● Extracted records:
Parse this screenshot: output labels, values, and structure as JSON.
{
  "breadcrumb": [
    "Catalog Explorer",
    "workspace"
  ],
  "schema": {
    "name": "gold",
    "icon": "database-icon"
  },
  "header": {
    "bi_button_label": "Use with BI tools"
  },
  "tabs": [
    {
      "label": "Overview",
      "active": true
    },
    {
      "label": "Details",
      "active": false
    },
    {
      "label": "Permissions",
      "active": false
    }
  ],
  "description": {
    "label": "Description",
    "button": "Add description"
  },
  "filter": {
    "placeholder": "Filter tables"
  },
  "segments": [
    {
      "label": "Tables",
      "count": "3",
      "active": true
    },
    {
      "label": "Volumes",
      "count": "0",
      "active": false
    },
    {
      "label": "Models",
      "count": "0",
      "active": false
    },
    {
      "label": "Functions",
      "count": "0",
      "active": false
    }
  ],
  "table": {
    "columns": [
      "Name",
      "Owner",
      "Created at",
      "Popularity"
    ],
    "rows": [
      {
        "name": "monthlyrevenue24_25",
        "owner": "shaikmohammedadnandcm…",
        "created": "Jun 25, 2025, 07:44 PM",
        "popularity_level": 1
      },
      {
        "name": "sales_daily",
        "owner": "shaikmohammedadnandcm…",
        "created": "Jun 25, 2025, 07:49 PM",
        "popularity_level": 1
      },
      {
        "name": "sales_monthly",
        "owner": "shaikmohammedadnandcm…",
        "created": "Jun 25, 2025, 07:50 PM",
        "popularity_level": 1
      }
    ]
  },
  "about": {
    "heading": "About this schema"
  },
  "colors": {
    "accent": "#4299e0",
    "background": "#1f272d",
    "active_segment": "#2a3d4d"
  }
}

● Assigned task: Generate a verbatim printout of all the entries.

● Exercise output:
Parse this screenshot: output labels, values, and structure as JSON.
{
  "breadcrumb": [
    "Catalog Explorer",
    "workspace"
  ],
  "schema": {
    "name": "gold",
    "icon": "database-icon"
  },
  "header": {
    "bi_button_label": "Use with BI tools"
  },
  "tabs": [
    {
      "label": "Overview",
      "active": true
    },
    {
      "label": "Details",
      "active": false
    },
    {
      "label": "Permissions",
      "active": false
    }
  ],
  "description": {
    "label": "Description",
    "button": "Add description"
  },
  "filter": {
    "placeholder": "Filter tables"
  },
  "segments": [
    {
      "label": "Tables",
      "count": "3",
      "active": true
    },
    {
      "label": "Volumes",
      "count": "0",
      "active": false
    },
    {
      "label": "Models",
      "count": "0",
      "active": false
    },
    {
      "label": "Functions",
      "count": "0",
      "active": false
    }
  ],
  "table": {
    "columns": [
      "Name",
      "Owner",
      "Created at",
      "Popularity"
    ],
    "rows": [
      {
        "name": "monthlyrevenue24_25",
        "owner": "shaikmohammedadnandcm…",
        "created": "Jun 25, 2025, 07:44 PM",
        "popularity_level": 1
      },
      {
        "name": "sales_daily",
        "owner": "shaikmohammedadnandcm…",
        "created": "Jun 25, 2025, 07:49 PM",
        "popularity_level": 1
      },
      {
        "name": "sales_monthly",
        "owner": "shaikmohammedadnandcm…",
        "created": "Jun 25, 2025, 07:50 PM",
        "popularity_level": 1
      }
    ]
  },
  "about": {
    "heading": "About this schema"
  },
  "colors": {
    "accent": "#4299e0",
    "background": "#1f272d",
    "active_segment": "#2a3d4d"
  }
}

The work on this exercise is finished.